TASK DIRECTIONS:
Look through the records below and say how many lines include "tone". Give only that number.

(Interface dataset entries)
--- START ---

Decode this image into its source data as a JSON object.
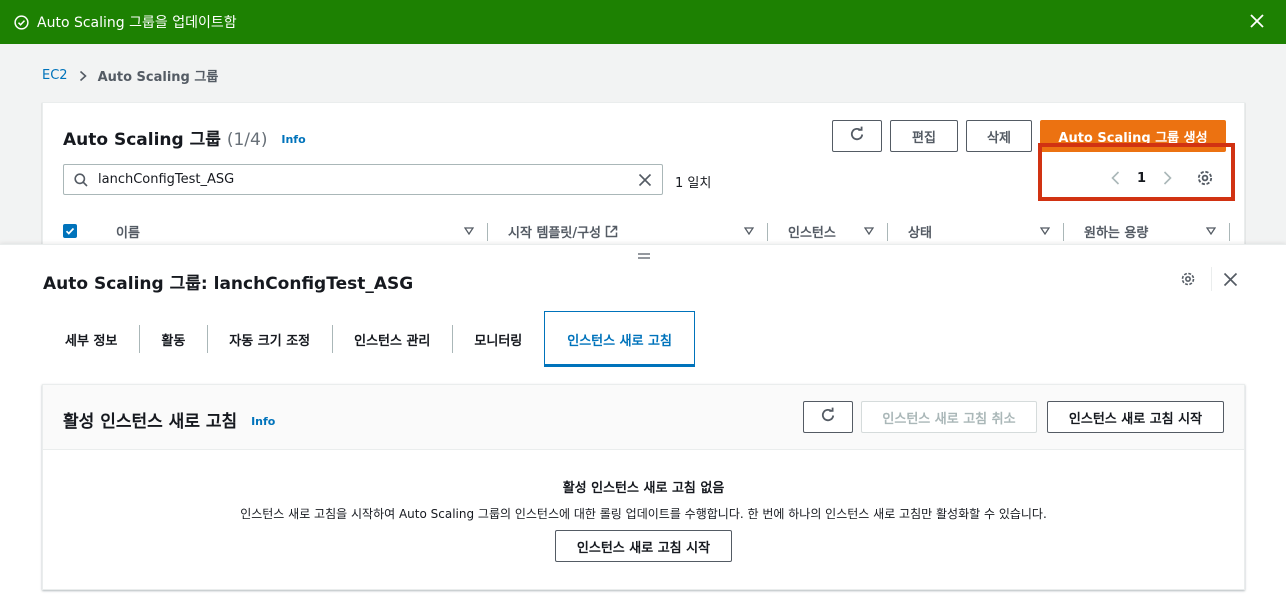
{
  "flash": {
    "message": "Auto Scaling 그룹을 업데이트함",
    "icon": "success-check-icon",
    "color": "#1d8102"
  },
  "breadcrumb": {
    "root": "EC2",
    "current": "Auto Scaling 그룹"
  },
  "list": {
    "title": "Auto Scaling 그룹",
    "count": "(1/4)",
    "info": "Info",
    "buttons": {
      "edit": "편집",
      "delete": "삭제",
      "create": "Auto Scaling 그룹 생성"
    },
    "search": {
      "value": "lanchConfigTest_ASG"
    },
    "match_count": "1 일치",
    "page": "1",
    "columns": [
      "이름",
      "시작 템플릿/구성",
      "인스턴스",
      "상태",
      "원하는 용량"
    ]
  },
  "detail": {
    "title": "Auto Scaling 그룹: lanchConfigTest_ASG",
    "tabs": [
      "세부 정보",
      "활동",
      "자동 크기 조정",
      "인스턴스 관리",
      "모니터링",
      "인스턴스 새로 고침"
    ],
    "active_tab_index": 5,
    "refresh": {
      "title": "활성 인스턴스 새로 고침",
      "info": "Info",
      "cancel_label": "인스턴스 새로 고침 취소",
      "start_label": "인스턴스 새로 고침 시작",
      "empty_title": "활성 인스턴스 새로 고침 없음",
      "empty_desc": "인스턴스 새로 고침을 시작하여 Auto Scaling 그룹의 인스턴스에 대한 롤링 업데이트를 수행합니다. 한 번에 하나의 인스턴스 새로 고침만 활성화할 수 있습니다.",
      "empty_button": "인스턴스 새로 고침 시작"
    }
  },
  "colors": {
    "primary": "#ec7211",
    "link": "#0073bb",
    "highlight": "#d13212"
  }
}
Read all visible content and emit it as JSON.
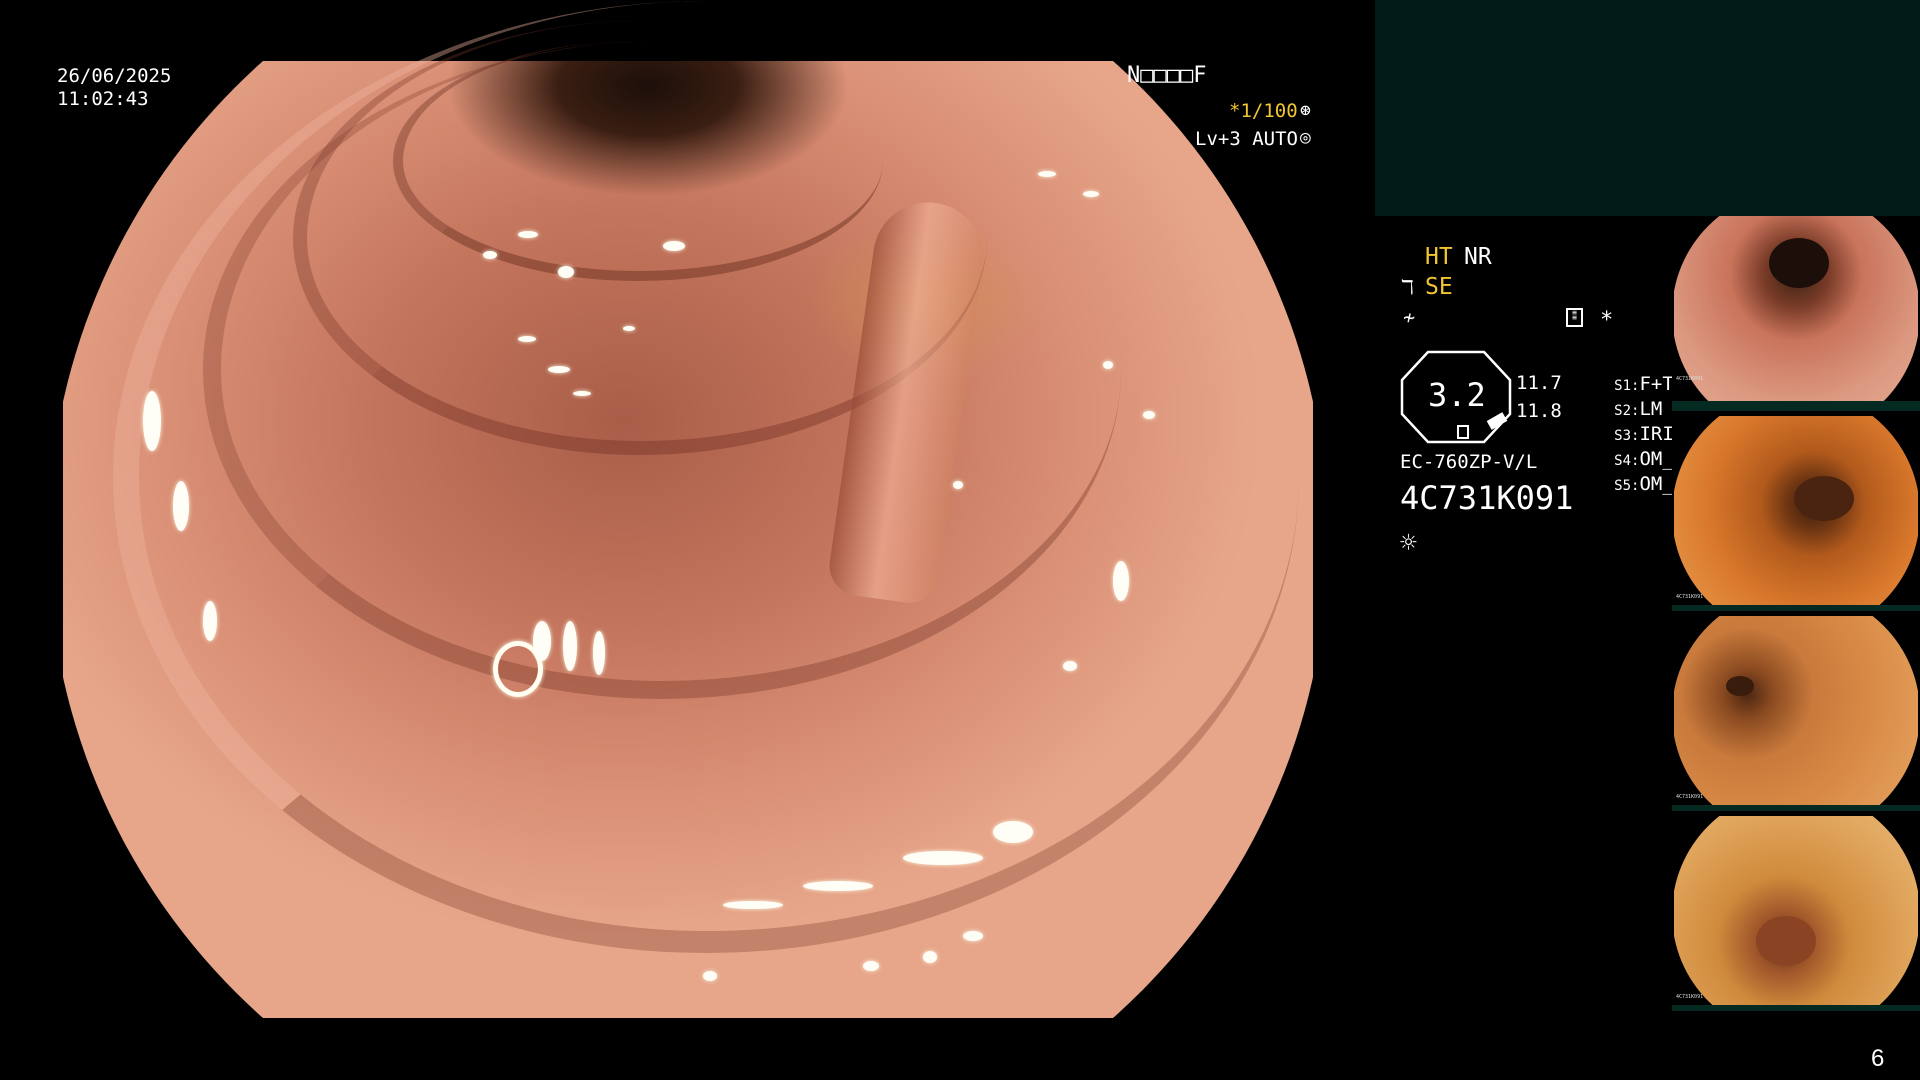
{
  "overlay": {
    "date": "26/06/2025",
    "time": "11:02:43",
    "top_code": "N□□□□F",
    "shutter": "*1/100",
    "shutter_icon": "gear-circle-icon",
    "light_level": "Lv+3 AUTO",
    "light_icon": "concentric-circle-icon"
  },
  "settings": {
    "ht": "HT",
    "nr": "NR",
    "se": "SE",
    "se_icon": "structure-enhance-icon",
    "freeze_icon": "freeze-icon",
    "capture_icon": "memory-card-icon",
    "star": "*",
    "zoom_value": "3.2",
    "zoom_top": "11.7",
    "zoom_bottom": "11.8",
    "scope_model": "EC-760ZP-V/L",
    "serial": "4C731K091",
    "light_icon": "sun-icon"
  },
  "switches": [
    {
      "key": "S1:",
      "value": "F+T"
    },
    {
      "key": "S2:",
      "value": "LM"
    },
    {
      "key": "S3:",
      "value": "IRIS"
    },
    {
      "key": "S4:",
      "value": "OM_DW"
    },
    {
      "key": "S5:",
      "value": "OM_UP"
    }
  ],
  "thumbnails": [
    {
      "name": "thumbnail-1",
      "caption": "4C731K091",
      "tone": "#d27a62"
    },
    {
      "name": "thumbnail-2",
      "caption": "4C731K091",
      "tone": "#d9782c"
    },
    {
      "name": "thumbnail-3",
      "caption": "4C731K091",
      "tone": "#d88a45"
    },
    {
      "name": "thumbnail-4",
      "caption": "4C731K091",
      "tone": "#d08a3c"
    }
  ],
  "page_number": "6",
  "colors": {
    "overlay_text": "#ffffff",
    "accent_yellow": "#f2c531",
    "top_panel": "#021b17",
    "thumb_bar": "#052a22"
  }
}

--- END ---

ANSWER SPACE:
4